> [What to do] Report, as a single figure, how many lines in the records below include "date".
::::::::::
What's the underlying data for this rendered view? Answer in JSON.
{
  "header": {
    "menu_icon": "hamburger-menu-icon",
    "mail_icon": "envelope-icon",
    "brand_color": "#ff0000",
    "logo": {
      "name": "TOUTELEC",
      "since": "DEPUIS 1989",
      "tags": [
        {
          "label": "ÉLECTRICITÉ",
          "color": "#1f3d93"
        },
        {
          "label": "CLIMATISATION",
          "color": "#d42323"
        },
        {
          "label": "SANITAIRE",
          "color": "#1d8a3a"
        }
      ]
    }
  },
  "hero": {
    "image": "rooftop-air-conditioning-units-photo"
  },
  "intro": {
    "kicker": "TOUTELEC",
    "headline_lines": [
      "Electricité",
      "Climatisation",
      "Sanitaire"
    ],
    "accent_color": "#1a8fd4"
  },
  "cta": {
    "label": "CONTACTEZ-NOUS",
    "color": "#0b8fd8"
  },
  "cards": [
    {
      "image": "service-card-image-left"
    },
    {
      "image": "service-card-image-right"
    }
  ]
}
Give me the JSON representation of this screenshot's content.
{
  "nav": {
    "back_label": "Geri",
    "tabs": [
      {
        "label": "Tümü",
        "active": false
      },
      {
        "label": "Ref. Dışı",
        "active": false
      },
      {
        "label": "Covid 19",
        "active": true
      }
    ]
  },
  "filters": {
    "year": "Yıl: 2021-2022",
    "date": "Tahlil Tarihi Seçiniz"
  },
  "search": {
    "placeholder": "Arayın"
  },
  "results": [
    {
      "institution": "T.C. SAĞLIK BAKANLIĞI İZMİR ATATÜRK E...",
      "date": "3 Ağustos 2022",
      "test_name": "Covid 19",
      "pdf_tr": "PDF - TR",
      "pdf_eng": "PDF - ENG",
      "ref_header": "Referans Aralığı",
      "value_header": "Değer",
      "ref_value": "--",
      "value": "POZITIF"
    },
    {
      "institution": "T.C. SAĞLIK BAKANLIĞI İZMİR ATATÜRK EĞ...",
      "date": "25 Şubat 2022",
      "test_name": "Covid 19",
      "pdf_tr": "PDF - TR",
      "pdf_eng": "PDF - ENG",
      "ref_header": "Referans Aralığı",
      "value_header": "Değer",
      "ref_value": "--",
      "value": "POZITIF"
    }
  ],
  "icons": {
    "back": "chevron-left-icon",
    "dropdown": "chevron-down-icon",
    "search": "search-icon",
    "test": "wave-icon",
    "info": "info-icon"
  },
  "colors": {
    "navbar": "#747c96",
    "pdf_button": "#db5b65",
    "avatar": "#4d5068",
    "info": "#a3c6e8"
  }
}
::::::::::
> [Solution to this task] 3